I recently received an envelope in the mail. It was rather plain and lacked much excitement. Yet it was intriguing in the sense that I was not sure what it contained. It was addressed to me personally and resembled a letter someone would receive at overnight camp. I studied the envelope for a minute or so and then opened it up. Inside, was nothing more than a junk marketing letter from a magazine we once advertised in years back. I studied it a little longer, admired the personalization of the message and then tossed it into the garbage. The entire process from letter in hand to garbage can lasted about 45 seconds.
Later that day, I received an email from another industry trade publication with the subject “One-Day remaining to advertise.” Faster than I could ever dream of throwing something in the trash, this email was quickly placed into my virtual trash bin.

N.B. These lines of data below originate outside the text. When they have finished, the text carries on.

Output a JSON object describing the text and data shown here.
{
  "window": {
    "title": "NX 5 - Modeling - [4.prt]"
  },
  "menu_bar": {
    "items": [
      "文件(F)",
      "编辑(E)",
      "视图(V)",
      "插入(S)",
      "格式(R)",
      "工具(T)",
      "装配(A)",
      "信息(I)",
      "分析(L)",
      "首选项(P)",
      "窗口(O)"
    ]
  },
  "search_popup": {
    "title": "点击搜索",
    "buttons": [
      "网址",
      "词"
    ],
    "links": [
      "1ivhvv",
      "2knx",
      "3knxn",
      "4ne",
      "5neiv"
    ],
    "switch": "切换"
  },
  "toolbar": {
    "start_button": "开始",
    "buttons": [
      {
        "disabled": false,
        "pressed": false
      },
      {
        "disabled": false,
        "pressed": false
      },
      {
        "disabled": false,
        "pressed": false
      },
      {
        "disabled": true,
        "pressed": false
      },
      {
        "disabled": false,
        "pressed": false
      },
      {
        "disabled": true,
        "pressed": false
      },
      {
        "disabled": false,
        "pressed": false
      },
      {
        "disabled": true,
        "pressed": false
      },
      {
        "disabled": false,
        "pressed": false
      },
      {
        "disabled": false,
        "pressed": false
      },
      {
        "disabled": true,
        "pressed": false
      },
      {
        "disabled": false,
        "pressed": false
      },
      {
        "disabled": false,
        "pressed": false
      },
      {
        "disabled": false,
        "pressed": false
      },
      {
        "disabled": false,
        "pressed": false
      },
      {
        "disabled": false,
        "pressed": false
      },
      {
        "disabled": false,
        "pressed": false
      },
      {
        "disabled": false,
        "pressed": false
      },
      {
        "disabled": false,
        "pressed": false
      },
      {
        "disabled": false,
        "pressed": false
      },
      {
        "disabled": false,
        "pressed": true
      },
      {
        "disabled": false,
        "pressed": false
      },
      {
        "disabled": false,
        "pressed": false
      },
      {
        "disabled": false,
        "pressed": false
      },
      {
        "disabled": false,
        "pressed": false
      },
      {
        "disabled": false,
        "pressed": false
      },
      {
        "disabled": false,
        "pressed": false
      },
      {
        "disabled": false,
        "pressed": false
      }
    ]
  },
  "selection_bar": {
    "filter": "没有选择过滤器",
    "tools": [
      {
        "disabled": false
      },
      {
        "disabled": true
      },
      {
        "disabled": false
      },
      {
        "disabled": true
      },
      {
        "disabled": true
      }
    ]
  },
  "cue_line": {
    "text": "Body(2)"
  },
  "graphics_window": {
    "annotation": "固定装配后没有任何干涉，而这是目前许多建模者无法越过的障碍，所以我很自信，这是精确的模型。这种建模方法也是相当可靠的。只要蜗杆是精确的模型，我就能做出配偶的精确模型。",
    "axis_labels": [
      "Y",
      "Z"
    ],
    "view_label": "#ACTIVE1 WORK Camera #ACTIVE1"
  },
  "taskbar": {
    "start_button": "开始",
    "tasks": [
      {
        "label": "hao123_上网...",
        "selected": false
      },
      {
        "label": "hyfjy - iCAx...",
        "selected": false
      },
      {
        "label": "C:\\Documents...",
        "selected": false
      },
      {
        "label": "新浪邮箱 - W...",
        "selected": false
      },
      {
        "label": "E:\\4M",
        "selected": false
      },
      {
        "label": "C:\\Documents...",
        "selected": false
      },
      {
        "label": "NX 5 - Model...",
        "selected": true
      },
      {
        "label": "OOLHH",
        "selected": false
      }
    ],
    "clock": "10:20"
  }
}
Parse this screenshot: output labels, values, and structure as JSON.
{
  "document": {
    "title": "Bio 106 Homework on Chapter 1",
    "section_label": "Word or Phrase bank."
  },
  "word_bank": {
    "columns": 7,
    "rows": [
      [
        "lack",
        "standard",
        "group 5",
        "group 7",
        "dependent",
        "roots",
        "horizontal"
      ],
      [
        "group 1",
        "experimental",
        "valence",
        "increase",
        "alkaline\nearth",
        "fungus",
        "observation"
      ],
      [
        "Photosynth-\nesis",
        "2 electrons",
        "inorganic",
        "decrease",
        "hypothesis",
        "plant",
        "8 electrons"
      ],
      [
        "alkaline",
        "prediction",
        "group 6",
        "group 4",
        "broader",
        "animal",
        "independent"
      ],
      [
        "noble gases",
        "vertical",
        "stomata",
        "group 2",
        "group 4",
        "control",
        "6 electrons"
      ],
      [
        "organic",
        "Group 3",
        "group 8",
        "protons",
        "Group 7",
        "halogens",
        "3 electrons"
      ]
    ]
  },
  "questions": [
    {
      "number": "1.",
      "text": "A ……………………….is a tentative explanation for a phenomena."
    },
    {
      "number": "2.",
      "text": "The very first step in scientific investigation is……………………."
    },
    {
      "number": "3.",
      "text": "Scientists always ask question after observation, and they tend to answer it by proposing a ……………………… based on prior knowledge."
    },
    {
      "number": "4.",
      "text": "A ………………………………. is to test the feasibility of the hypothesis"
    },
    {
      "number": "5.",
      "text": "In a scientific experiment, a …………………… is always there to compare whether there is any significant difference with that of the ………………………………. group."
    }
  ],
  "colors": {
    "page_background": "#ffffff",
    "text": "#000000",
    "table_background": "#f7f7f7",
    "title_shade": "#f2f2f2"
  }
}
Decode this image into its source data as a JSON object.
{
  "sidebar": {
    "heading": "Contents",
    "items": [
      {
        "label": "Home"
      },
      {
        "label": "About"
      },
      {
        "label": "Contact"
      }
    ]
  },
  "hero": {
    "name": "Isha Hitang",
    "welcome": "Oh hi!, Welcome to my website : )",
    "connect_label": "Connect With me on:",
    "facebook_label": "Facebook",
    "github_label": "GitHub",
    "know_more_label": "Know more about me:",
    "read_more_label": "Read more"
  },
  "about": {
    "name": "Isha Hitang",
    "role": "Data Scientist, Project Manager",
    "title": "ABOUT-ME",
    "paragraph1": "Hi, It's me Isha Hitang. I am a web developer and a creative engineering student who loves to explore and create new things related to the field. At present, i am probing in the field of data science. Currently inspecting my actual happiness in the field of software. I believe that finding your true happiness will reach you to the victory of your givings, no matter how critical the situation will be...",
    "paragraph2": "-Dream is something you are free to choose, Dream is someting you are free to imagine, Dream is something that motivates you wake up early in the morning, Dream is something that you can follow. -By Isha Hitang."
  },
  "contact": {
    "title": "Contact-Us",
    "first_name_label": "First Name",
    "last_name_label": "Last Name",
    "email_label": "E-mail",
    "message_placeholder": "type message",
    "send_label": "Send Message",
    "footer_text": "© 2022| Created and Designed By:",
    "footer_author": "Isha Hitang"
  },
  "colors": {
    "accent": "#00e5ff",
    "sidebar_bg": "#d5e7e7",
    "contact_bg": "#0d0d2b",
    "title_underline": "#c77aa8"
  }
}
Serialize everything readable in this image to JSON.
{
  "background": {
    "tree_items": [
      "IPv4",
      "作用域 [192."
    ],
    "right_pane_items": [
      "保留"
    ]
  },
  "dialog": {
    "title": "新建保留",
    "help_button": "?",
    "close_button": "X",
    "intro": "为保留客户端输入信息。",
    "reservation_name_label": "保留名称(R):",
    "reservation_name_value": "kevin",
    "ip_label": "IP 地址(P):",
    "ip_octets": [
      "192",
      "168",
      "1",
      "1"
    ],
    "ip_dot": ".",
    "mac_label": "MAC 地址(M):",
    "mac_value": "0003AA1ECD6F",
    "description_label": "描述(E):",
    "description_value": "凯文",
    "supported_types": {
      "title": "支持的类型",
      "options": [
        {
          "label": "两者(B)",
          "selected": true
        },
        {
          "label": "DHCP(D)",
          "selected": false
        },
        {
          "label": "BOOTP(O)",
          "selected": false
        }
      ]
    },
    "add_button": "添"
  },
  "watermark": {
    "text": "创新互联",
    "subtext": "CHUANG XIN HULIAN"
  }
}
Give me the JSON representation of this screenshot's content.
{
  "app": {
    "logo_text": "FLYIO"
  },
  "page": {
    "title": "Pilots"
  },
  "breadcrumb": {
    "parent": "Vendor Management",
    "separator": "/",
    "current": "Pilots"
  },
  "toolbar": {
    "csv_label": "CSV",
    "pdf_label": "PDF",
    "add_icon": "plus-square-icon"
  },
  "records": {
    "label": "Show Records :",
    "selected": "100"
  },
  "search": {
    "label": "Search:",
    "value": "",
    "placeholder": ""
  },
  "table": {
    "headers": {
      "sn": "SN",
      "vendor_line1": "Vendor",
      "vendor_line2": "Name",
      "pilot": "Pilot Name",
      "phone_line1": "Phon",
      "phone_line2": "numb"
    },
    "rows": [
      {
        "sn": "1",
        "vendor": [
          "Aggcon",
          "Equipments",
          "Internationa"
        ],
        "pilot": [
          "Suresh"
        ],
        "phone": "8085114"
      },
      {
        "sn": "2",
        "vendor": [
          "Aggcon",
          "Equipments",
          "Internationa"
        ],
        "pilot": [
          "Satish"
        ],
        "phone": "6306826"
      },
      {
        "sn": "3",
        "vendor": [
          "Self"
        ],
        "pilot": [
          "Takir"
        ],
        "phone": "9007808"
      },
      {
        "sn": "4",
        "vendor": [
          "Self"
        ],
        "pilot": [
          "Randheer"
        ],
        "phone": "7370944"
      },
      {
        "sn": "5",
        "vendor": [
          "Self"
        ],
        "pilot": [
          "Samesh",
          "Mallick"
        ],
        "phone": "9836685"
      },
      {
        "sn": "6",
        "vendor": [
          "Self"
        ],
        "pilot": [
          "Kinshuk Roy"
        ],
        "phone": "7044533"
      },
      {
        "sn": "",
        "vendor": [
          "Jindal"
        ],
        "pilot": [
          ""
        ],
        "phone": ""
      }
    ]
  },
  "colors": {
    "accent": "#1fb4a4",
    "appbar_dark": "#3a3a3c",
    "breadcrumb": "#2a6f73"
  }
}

I remember the name of the publication company that sent the direct mail. I even remember exactly what the envelope looked like. On the other hand, I don’t even remember who the email came from and what the body of it said if anything at all. In fact, I never saw the body of the message. In a time of oversaturated cluttered online marketing, are we at the point where “old-fashion” direct marketing is more impactful?
Of course, direct snail mail is more expensive and uses more resources than shooting off an email blast. But consider the impression it leaves on the potential consumer. Also, consider the level of distraction the receiver has when they receive an email as opposed to their concentration level or better yet their lack of distraction when it arrives as paper mail. When a junk email arrives it sometimes never even reaches the inbox but rather it goes directly into their spam folder. At least with regular mail, some effort and involvement is required to discard it.
“Marketing messages should target customers at times when they are unoccupied, perhaps even actively seeking some sort of information to process. Consider, for example, an airplane on the landing path into an airport. Sitting upright, with in-flight entertainment and electronic devices switched off, passengers have little to do but to look out of the window and wait for the aircraft to land.” (http://online.wsj.com/article/SB122427109679945225.html)
And that article was written nearly four years ago. So are we at the point where opening the ominous looking letter, albeit the same message as the email, is now not only the road less traveled, but also now the preferred one?